A quick funny….my mom’s sister – aka my aunt – would play with my mom often over the years. Her daughter came to visit with her daughter who was about five years old at the time.  Along with a 4th, they were playing when the granddaughter started talking in French.  No one else spoke French, but she was learning it in preschool.  I later heard from my cousin that her precious little daughter was going between Grandma, my mom, and the other lady, telling my cousin their tiles in French!  What a hoot!!

Oh my gosh, the stories!! AND I can tell you, I would bet I had more aunts than anyone else in this country.  They were all my mom’s Mahj friends, but we were never allowed to call someone by their first name, so it was always Aunt This or Aunt That.

Of course, you have my permission to print any part of my story.  While it isn’t the history of the game, it is the history of how people come together because of it.  Where I would not have any bond with my mom, I do because of the game.  AND because she is a sister of Mahj, and not my mom, I can see her in a different light than that of a mother.  I think that makes some sense!!

Okay, have to go get ready for tonight’s game.  NO – not not not making cookies 🙂

I know you all will have lots of comments about this wonderful and heartwarming story and I cannot wait to hear from you. Much thanks to Jan for sharing this very personal history. 


The Mah Jongg Doctors, and more specifically, Barbara, blogged a beautiful piece about summers in the Catskills and learning how to play Mah Jongg. Her article marks her 50th year of playing the game and I thought you would enjoy this sweet remembrance of days gone by…


Campers by day…Mah Jonggers all the other times!

A few days ago I was fortunate enough to have an opportunity to speak with Annelise Heinz. She is working on a doctoral dissertation related to the history of Mah Jongg in the US from 1920 to 1960.  We had a lengthy conversation about my memories of Mah Jongg …the game itself, the people who played it, and life as it was at that time.

And, like a bucket filled with fish hooks, as we pulled out one memory it linked to another. It is amazing to me that there are times I cannot remember the items on my shopping list as I enter the supermarket, but, clear as day, I was able to pull up names and events from 50 years ago.

The summer of 1964 kicked off as we packed up our car and headed to the Catskills for our traditional bungalow colony experience in Mountaindale, NY. And, always the last item to be slipped into a narrow space left in the trunk was my mother’s Mah Jongg set, because, summertime was Mah Jongg time. My mother and her friends would play Mah Jongg for hours every afternoon while we were in day camp, and then again in the evenings when we were happily catching fireflies or playing ring-a-levio.

After day camp we would stand around the Mah Jongg tables and watch as our moms played their last hands so that they could then turn their attention to preparing dinner.  We felt so lucky to be able to pack up the sets for them, always making sure that the tiles matched evenly in the box so we knew all of them were accounted for.  Soon we began to play around with the tiles before we packed them up. Building walls and picking tiles, putting them on the Mah Jongg card, and flippping them up just like our moms did.  We practiced that tricky move many times!! We even picked and threw, naming the tiles (which we must have learned from years of watching and listening) and racking the new ones.
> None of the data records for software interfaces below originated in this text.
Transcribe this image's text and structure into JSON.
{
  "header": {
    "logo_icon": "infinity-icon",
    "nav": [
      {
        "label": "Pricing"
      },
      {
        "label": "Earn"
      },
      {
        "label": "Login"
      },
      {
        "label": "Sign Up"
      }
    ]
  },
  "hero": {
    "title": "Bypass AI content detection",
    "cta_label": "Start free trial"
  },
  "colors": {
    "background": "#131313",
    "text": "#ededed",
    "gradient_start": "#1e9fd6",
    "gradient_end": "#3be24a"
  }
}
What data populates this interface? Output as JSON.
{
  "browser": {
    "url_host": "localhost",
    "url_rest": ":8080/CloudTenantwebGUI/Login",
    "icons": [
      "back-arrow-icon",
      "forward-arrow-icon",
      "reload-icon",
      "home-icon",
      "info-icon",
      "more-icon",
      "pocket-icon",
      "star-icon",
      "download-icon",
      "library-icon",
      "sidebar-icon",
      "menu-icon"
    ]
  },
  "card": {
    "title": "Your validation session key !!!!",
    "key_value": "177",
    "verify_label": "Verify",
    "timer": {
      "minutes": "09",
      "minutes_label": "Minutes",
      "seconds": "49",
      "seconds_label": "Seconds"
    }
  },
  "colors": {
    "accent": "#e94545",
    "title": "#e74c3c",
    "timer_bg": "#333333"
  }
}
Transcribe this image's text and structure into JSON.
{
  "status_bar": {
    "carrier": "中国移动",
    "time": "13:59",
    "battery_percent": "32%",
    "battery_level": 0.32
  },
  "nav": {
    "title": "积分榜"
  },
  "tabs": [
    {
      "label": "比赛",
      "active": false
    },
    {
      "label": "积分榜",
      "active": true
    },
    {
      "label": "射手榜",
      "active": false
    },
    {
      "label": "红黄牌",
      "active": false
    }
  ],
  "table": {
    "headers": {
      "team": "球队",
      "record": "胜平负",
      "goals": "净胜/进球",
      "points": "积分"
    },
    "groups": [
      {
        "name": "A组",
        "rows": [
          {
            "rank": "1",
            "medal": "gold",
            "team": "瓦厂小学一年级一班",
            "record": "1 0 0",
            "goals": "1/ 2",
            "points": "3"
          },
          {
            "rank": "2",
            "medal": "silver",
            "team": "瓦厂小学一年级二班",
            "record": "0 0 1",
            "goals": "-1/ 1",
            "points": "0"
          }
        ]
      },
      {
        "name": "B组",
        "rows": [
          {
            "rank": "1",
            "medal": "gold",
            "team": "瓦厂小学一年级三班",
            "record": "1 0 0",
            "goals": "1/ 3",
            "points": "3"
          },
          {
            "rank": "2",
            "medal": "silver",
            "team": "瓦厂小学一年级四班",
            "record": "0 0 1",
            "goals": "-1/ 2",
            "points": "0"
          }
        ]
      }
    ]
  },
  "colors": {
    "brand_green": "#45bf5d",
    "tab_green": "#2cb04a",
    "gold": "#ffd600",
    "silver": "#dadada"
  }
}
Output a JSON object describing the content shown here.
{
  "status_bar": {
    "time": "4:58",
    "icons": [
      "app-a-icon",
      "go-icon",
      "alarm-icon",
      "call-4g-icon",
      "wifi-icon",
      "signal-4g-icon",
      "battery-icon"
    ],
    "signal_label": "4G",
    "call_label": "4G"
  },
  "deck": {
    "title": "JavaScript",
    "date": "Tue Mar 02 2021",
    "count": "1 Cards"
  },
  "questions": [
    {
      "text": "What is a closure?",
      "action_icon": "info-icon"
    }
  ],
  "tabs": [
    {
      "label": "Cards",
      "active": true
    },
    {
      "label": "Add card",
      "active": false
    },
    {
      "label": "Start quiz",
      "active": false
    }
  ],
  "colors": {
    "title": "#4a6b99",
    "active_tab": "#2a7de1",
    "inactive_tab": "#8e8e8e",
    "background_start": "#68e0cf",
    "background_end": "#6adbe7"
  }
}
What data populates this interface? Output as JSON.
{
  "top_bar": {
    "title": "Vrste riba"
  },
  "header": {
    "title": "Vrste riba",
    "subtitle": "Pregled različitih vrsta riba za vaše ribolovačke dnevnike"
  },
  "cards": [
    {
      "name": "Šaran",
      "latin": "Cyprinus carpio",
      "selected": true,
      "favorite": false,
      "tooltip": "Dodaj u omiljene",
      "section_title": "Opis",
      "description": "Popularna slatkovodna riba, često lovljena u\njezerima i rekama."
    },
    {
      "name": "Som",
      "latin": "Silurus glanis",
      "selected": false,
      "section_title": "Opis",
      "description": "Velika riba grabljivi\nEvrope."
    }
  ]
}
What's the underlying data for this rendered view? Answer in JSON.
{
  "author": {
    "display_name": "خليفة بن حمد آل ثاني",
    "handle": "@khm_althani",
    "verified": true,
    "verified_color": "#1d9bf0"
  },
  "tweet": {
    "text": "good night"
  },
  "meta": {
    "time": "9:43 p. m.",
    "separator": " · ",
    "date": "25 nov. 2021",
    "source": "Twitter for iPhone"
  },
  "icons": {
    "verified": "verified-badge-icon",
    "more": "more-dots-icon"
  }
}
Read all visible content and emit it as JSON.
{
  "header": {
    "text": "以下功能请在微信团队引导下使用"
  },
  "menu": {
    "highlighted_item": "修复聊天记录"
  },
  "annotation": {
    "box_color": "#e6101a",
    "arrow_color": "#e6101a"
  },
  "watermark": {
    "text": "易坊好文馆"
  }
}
The only thing we didn’t do was actually try to make a hand because we didn’t know how. Our faux Mah Jongg games were wonderful!!

And then, I’m really not sure if it was their idea or ours, but our moms told us that they would teach us how to really play.  There were times we each shared a rack with our mom as she explained how to read the card, pass the tiles, and form a hand.  Other times, as we became more competent and independent, one mom would stay with us to guide our play. It was such a seamless, natural learning experience for us all! We looked for every opportunity to play and practice. I was totally hooked…and I remain so to this day.

Here’s to the next 50 years of Mah Jongg.

And…thank you Mom!!
~ Barbara